Poem: “Violence In Crayon” (2005)

He takes a crayon from the jar and draws violence.

He presses the green crayon to
the edge of the paper: a waxy horizon
extends across.

Green goes down; brown comes up.

The walls of the house are erected:
two square windows divided
into quarters and
a rectangle-and-circle door.
The chimney and angled roof
reach upward toward rising,
spiraling smoke.

Brown goes down; blue comes up.

Mommy is drawn with a lightness of hand
that can only be called affection.
Her hair cascades around teary
eyes and frightened mouth. Her blue dress
emerges in angles.

Blues goes down; purple comes up.

A small circle is pressed into the paper
behind Mommy's back.

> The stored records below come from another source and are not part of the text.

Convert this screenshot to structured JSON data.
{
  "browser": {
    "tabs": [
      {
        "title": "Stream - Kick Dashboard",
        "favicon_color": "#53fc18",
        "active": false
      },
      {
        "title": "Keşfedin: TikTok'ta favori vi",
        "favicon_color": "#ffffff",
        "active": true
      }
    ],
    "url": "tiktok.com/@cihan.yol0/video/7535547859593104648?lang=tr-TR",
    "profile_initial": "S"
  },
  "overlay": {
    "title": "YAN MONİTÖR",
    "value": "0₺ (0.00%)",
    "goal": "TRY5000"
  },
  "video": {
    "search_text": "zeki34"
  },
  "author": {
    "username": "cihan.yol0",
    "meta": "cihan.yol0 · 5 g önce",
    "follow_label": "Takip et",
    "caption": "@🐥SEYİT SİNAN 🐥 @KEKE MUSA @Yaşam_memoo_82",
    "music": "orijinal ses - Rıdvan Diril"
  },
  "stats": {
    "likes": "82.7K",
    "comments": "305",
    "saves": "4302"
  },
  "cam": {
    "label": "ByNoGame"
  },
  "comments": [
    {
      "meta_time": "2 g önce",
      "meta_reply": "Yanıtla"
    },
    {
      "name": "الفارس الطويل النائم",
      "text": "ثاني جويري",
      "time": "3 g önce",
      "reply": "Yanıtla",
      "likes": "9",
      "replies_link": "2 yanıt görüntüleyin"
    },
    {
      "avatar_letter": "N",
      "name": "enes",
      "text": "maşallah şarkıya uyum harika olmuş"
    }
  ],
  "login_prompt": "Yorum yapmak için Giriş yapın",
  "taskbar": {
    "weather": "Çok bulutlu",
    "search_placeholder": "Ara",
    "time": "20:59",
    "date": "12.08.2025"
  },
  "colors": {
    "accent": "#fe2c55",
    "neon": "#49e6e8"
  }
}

The same
look of fright leaves desperate
indentations in the sheets below.
A mirror in purple,
his body is rooted
in place through shaky lines.

Purple goes down; red comes up,

is pressed hard into the paper.
The monster's face swallows
the page, hair exploding
toward the upper edge; angry eyebrows
over pinpoint eyes that nearly fall
into the fire mouth.
Teeth menace forward as
the crayon's pressure rips
the page, tears
a small hole
at the back of Daddy's throat.

Red goes down.

Yellow comes up, offering
a circle with rays extending:
a huge yellow sun
in the warm
corner, standing witness.

Yellow goes down.

Published as lyrics for Matt Rosin and the Dead Raven Choir’s Fire Mouth collaborative LP.